30 March 2001 (Japan)
| Akitaro Daichi|
U.S. Manga Corps
| Shinya Matsuzaki, Takahiro Honma|
Battle Skipper, Arcade Gamer Fubuki, Angel Cop, Appleseed, Armitage III
Animation Runner Kuromi (アニメーション制作進行くろみちゃん, Animeshon Seisaku Shinkō Kuromi-chan) is an OVA anime film produced by Yumeta Co; part 1 in 2001 and part 2 in 2004. It is a parody of the anime production business itself. It was released on DVD in North America by Central Park Media.
Animation Runner Kuromi Wikipedia
The plot revolves around a girl called Mikiko "Kuromi" Oguro who grows up watching the fictional anime Luis Monde III. She decides that animation is something she wants to do, and so enrolls in animation school. When she gets out of school, she is delighted to find a job at a small animation studio named Studio Petit. The director of the studio shows her around and gives her the nickname "Kuromi," a name meant to abbreviate her own.
Very soon after Mikiko arrives the director falls seriously ill and leaves his post, but not before he appoints Mikiko with the job of Production Desk Manager, on the second episode of the studio's current anime, Time Journeys.
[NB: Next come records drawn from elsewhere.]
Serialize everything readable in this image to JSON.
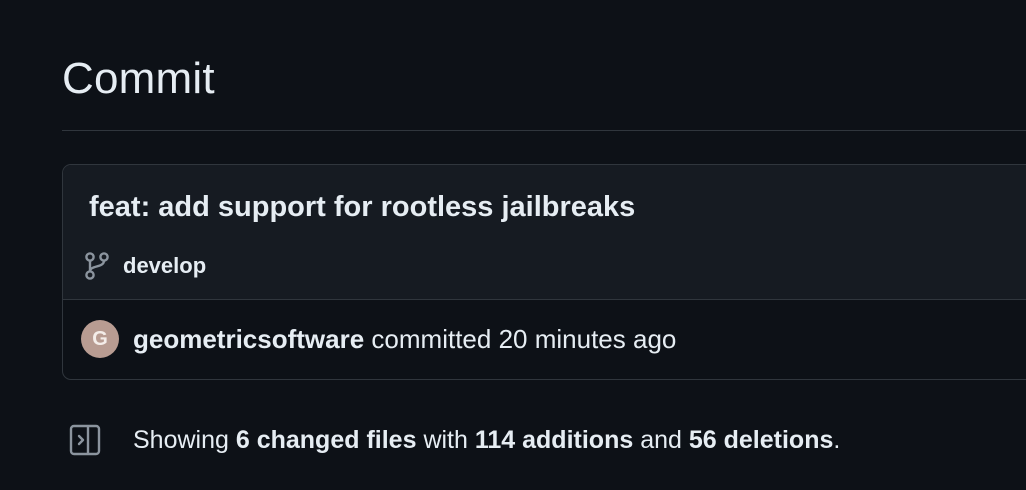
{
  "page": {
    "title": "Commit"
  },
  "commit": {
    "message": "feat: add support for rootless jailbreaks",
    "branch": "develop",
    "author": "geometricsoftware",
    "action": "committed",
    "time": "20 minutes ago",
    "avatar_initial": "G",
    "avatar_color": "#b89c92"
  },
  "summary": {
    "prefix": "Showing",
    "files": "6 changed files",
    "with": "with",
    "additions": "114 additions",
    "and": "and",
    "deletions": "56 deletions",
    "suffix": "."
  },
  "icons": {
    "branch": "git-branch-icon",
    "sidebar": "sidebar-toggle-icon"
  },
  "colors": {
    "background": "#0d1117",
    "panel": "#161b22",
    "border": "#30363d",
    "text": "#e6edf3",
    "muted_icon": "#8b949e"
  }
}
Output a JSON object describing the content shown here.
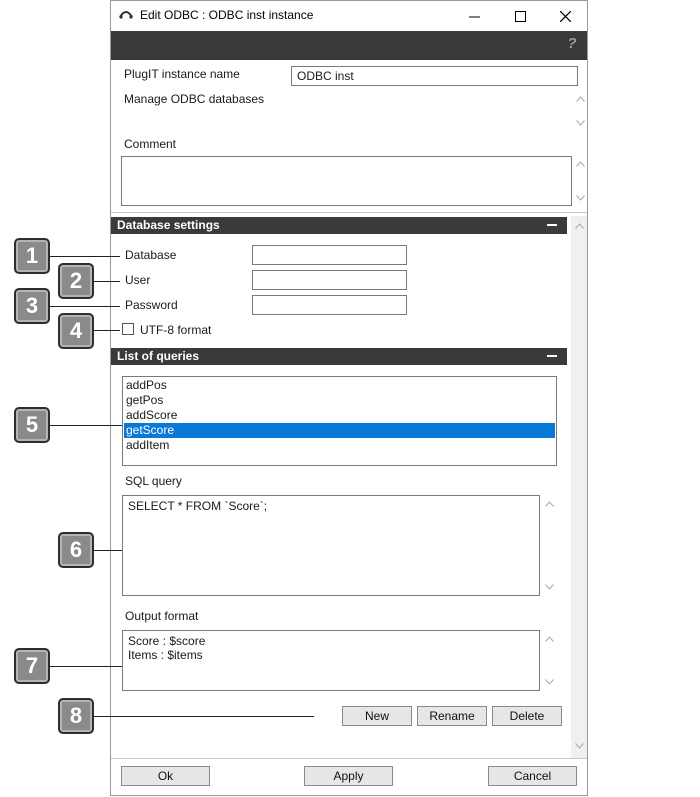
{
  "window": {
    "title": "Edit ODBC : ODBC inst instance"
  },
  "header_form": {
    "instance_name_label": "PlugIT instance name",
    "instance_name_value": "ODBC inst",
    "description": "Manage ODBC databases",
    "comment_label": "Comment",
    "comment_value": ""
  },
  "database_settings": {
    "title": "Database settings",
    "database_label": "Database",
    "database_value": "",
    "user_label": "User",
    "user_value": "",
    "password_label": "Password",
    "password_value": "",
    "utf8_label": "UTF-8 format",
    "utf8_checked": false
  },
  "queries": {
    "title": "List of queries",
    "items": [
      "addPos",
      "getPos",
      "addScore",
      "getScore",
      "addItem"
    ],
    "selected": "getScore",
    "sql_label": "SQL query",
    "sql_value": "SELECT * FROM `Score`;",
    "output_label": "Output format",
    "output_lines": [
      "Score : $score",
      "Items : $items"
    ],
    "new_label": "New",
    "rename_label": "Rename",
    "delete_label": "Delete"
  },
  "footer": {
    "ok_label": "Ok",
    "apply_label": "Apply",
    "cancel_label": "Cancel"
  },
  "callouts": [
    "1",
    "2",
    "3",
    "4",
    "5",
    "6",
    "7",
    "8"
  ],
  "colors": {
    "dark_bar": "#3a3a3a",
    "selection": "#0a78d7",
    "callout": "#8a8a8a"
  }
}
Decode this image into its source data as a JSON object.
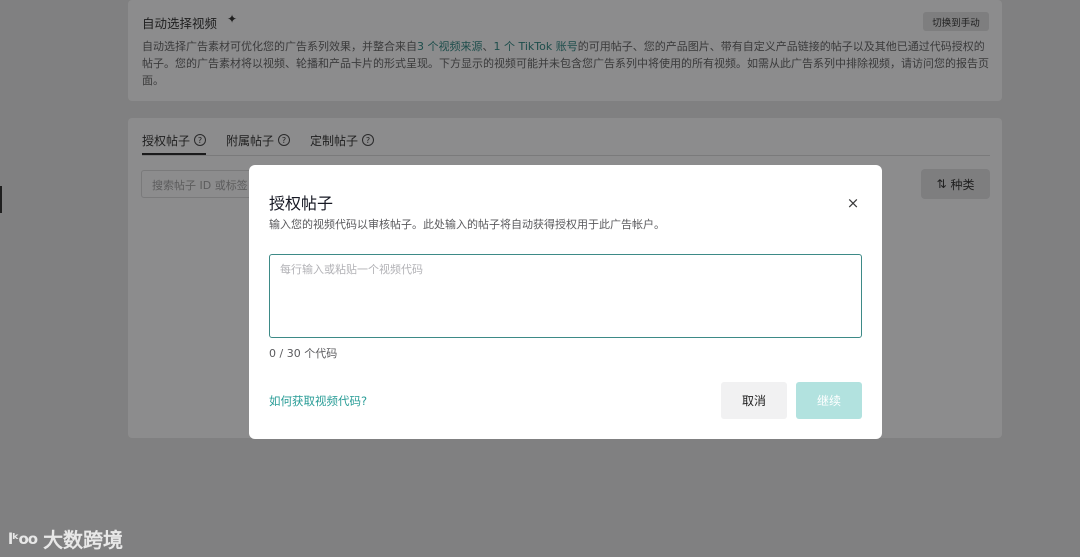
{
  "background": {
    "auto_section": {
      "title": "自动选择视频",
      "sparkle_icon": "✦",
      "switch_button": "切换到手动",
      "desc_part1": "自动选择广告素材可优化您的广告系列效果，并整合来自",
      "desc_link1": "3 个视频来源",
      "desc_sep": "、",
      "desc_link2": "1 个 TikTok 账号",
      "desc_part2": "的可用帖子、您的产品图片、带有自定义产品链接的帖子以及其他已通过代码授权的帖子。您的广告素材将以视频、轮播和产品卡片的形式呈现。下方显示的视频可能并未包含您广告系列中将使用的所有视频。如需从此广告系列中排除视频，请访问您的报告页面。"
    },
    "tabs": [
      {
        "label": "授权帖子",
        "active": true
      },
      {
        "label": "附属帖子",
        "active": false
      },
      {
        "label": "定制帖子",
        "active": false
      }
    ],
    "help_icon": "?",
    "search_placeholder": "搜索帖子 ID 或标签",
    "sort_icon": "⇅",
    "sort_label": "种类"
  },
  "modal": {
    "title": "授权帖子",
    "close_icon": "×",
    "description": "输入您的视频代码以审核帖子。此处输入的帖子将自动获得授权用于此广告帐户。",
    "textarea_placeholder": "每行输入或粘贴一个视频代码",
    "textarea_value": "",
    "counter": "0 / 30 个代码",
    "help_link": "如何获取视频代码?",
    "cancel_label": "取消",
    "continue_label": "继续"
  },
  "watermark": {
    "logo_text": "lᵏoo",
    "text": "大数跨境"
  },
  "colors": {
    "overlay": "#808081",
    "accent": "#2a9d97",
    "continue_disabled": "#b2e2df",
    "cancel_bg": "#f1f1f2"
  }
}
The audience follows Mikiko's frantic attempts and schemes to convince the studio's artists to work harder and produce their key frames in time to send them for production.
Mikiko "Kuromi" Oguro is still working as Production Desk Manager at Studio Petit, and thanks to the excellent job she did, she is now in charge of 3 anime series. Luckily for Mikiko this time around she has some help from a veteran producer in the form of Takashimadaira. Unfortunately Takashimadaira is concerned only with getting the product out on time, even if it means cutting on the quality of the product. This leaves Mikiko with a difficult decision on which is the more important, the quality of the product or the deadline.
After the anime, the original film included a very short live-action documentary in which several anime artists give their opinion of the film's representation of the anime business, and the making of "Animation Runner Kuromi" itself is discussed.
Many of the problems Kuromi faces are the same as those faced by software project managers. The second episode is a classic example of what Ed Yourdon calls a "Death March" in his book of the same name, and many of the solutions Kuromi comes up with, particularly the use of triage, are the same as those found in the book.